Risk assets have been on a roller-coaster ride both through September and the first week of October. Both signs that the global economy is not weakening as anticipated and the downs driven by signs pointing to the opposite exist. Through much of September, US economic data were mostly on the upside of expectations. The surprises in the first few days of October however, were mostly to the downside until the release of the US September non-farm payrolls highlighting that it is hard for the US to fall into recession given that unemployment rate is down to a 50-year low at 3.5%. International events and heightened political uncertainty also influenced markets briefly in September – erratically hot and cold trade talks between the US and China; impeachment proceedings starting against President Trump; the bombing of Saudi Arabian oil refining facilities; increasing Brexit uncertainty – just to name a few. At the same time, central banks made it very clear that they will ease monetary conditions with rate cuts and policy easing by the US Federal Reserve, the Peoples’ Bank of China; the European Central Bank in September and by the RBA in the beginning of October.
On balance, the conflicting influences on risk assets still point to improvement mostly because of the determination of central banks to sustain very low interest rates. It is also reasonable to expect progress to be volatile, given the conflict in particularly the US economy between strong domestic spending and weakness in the internationally facing and supplied parts of the economy.
Returning to the month of September, major share markets mostly recovered the previous losses incurred in August. Gains in the month ranged between 0.2% for Japan’s Nikkei and 4.2% for the Eurostoxx 50. The US S&P 500 rose by 1.7% and Australia’s ASX 200 was up by 1.3%. However, the September share market gains were almost wiped out in the first three trading days of October due to weaker than expected US and European manufacturing sector purchasing manager reports, signaling damage to global growth prospects from the US/ China trade war and a potential escalation to a US/ EU trade war. A partial recovery of the early-October share market losses occurred with the release of the US September non-farm payroll report showing moderate employment growth and very low unemployment, calling into question whether US economic growth prospects and global growth prospects are as weak as they are sometimes feared to be in the market.

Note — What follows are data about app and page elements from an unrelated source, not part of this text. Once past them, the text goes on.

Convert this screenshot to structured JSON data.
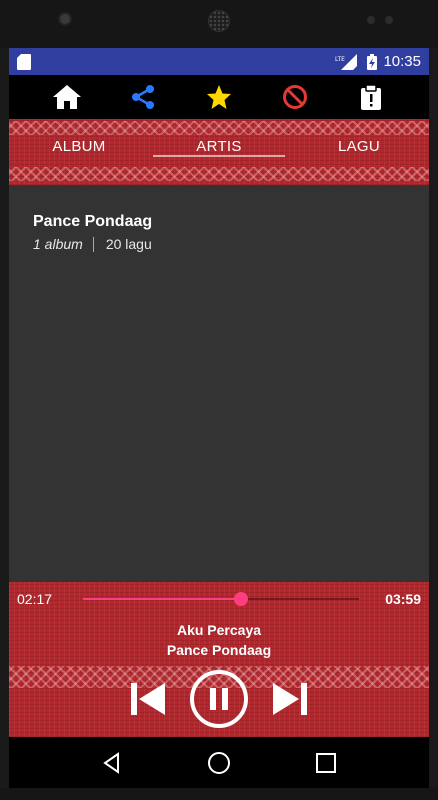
{
  "status_bar": {
    "time": "10:35",
    "network": "LTE"
  },
  "toolbar": {
    "icons": [
      "home-icon",
      "share-icon",
      "star-icon",
      "block-icon",
      "info-clipboard-icon"
    ],
    "colors": {
      "home": "#ffffff",
      "share": "#2979ff",
      "star": "#ffd600",
      "block": "#e53935",
      "info": "#ffffff"
    }
  },
  "tabs": [
    {
      "label": "ALBUM"
    },
    {
      "label": "ARTIS"
    },
    {
      "label": "LAGU"
    }
  ],
  "selected_tab": "ARTIS",
  "artists": [
    {
      "name": "Pance Pondaag",
      "albums": "1 album",
      "songs": "20 lagu"
    }
  ],
  "player": {
    "elapsed": "02:17",
    "duration": "03:59",
    "progress": 0.573,
    "title": "Aku Percaya",
    "artist": "Pance Pondaag",
    "state": "playing",
    "accent": "#ff3d7f"
  },
  "theme": {
    "primary": "#b3262c",
    "status_bar": "#303f9f",
    "background": "#333333"
  }
}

Australian credit markets softened a little during September, taking little heart from the improvement in the share market. Soft growth in bank lending and credit is one of the several factors causing the RBA to lower the official cash rate. After back-to-back 25bps cash rate cuts in June and July followed by a pause in August and September, the RBA cut another 25bps at the early October policy meeting to a record low 0.75%. The RBA is also indicating the possibility of further easing ahead.
Apart from continuous soft growth in bank lending, the RBA is cutting the cash rate primarily to try and boost economic growth to a point where employment growth exceeds the rapid growth in labour supply. They aim to reduce the unemployment rate and eventually increase the pace of wages growth to a point that helps to underpin better growth in household spending. Stronger wages growth will also help to lift inflation inside the RBA’s 2-3% target band, still a very useful indicator of an economy growing sustainably well.
From the RBA’s point of view promoting very low Australian interest also helps to ensure that Australian interest rates are not out of step with interest rate developments overseas that might threaten an unwanted over-valuation of the Australian dollar exchange rate.
Another reason for unusually low interest rates is that there were several factors over the past few years which drove up saving in Australia (across government, businesses and households) relative to investment. Among those factors are the ageing population as well as Governments at all levels in Australia aiming for budget balance and surplus, trying to save more at a time when a reduction in saving could prove better for longer-term growth prospects. The RBA wants to see more investment relative to saving by using very low interest rates help to shift that balance.
The lower-for-longer theme for interest rates, although well-entrenched seemed to wobble in September when bond yields rose a little in the US and in Australia. The US 10-year bond yield rose 16bps to 1.66% in September while the 30-year Treasury yield rose by 15bps to 2.11%. The Australian 10-year bond yield rose by 13bps to 1.01% in September notwithstanding market expectations of an early-October RBA cash rate cut. Bond yields have since retraced most of the September rise in the first week of October.
One near certainty for bond markets is that central banks may continue cutting official interest rates where they can. Our RBA rate view changed during September from expecting the cash rate to be stable at 1.00% to a 25bps cut in October (delivered) and another 25bps cut to 0.50% early in 2020. We changed views because the RBA made it plain in commentaries the reasons that they were likely to cut further. The rise in the unemployment rate in August to 5.3% and a clear turn down in August official job vacancies made it clear that at least one of the RBA’s reasons to cut rates was a pressing reason. At this stage, our latest RBA rate call is more of a minimum policy easing expectation by the RBA rather than the maximum that might occur. With this cash rate outlook, there is little reason for Australian longer-term bond yields to push up other than temporarily. There are increasingly good reasons for the Government to borrow more at low rates and invest at relatively higher rates of return, but until this happens it is unlikely that the long- term decline in interest rates will end.